What if the business people had the last word? Security would make their case for new restrictions on information flow, advising on the risk rather than deciding to avoid it. Business then, advised of the risk, can decide upon avoidance, mitigation, or acceptance based on the effect on operations.
What if the relationship between Operations and Security were reversed?
I’d like to see what would happen…
July 5, 2008
This proves a timely request, as I face termination from my day job due to an inability to convince the Decider that the CKO position is still required and worth the investment. Surrounded by C2 management and fiscal leadership, and subordinated to a CIO who is truly a systems manager rather than an information officer – I am walking away from a company that has been essentially acquired through new leadership.
Meanwhile, I find myself associated with a fascinating public sector project where I am trying to introduce the priniples of complexity and systems science to former SES and uniformed types.
So taking on two challenges where I am trying to succeed as change agent, I am living the quote from the Prince, to the effect that change is resisted by most and half-heartedly embraced by those who are not yet convinced it will succeed.
A return to first principles, then.
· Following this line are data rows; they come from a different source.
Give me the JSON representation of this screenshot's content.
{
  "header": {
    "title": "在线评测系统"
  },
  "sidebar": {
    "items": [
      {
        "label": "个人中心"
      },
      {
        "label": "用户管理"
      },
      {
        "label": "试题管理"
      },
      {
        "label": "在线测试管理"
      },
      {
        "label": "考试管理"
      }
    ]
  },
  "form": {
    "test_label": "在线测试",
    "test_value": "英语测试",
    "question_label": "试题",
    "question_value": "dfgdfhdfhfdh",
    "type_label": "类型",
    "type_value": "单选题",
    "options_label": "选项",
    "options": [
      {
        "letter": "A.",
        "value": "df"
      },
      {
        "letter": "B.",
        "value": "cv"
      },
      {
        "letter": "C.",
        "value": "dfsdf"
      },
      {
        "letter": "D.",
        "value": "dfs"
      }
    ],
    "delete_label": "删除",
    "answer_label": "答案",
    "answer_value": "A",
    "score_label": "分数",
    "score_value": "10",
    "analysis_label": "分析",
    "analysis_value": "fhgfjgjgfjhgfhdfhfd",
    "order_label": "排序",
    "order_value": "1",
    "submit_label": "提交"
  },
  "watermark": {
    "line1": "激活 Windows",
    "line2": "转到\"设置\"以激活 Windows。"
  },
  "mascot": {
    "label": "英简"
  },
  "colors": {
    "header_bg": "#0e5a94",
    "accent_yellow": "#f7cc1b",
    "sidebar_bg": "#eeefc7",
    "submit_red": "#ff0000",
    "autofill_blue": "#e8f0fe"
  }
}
I’ll here capture what I am learning about each topic, and re-purpose that for mentoring, refreshment, reference, and general archival. Too much is trapped and being lost from my head – I will see if I can use the blog as personal notepad.
3rd time’s a charm.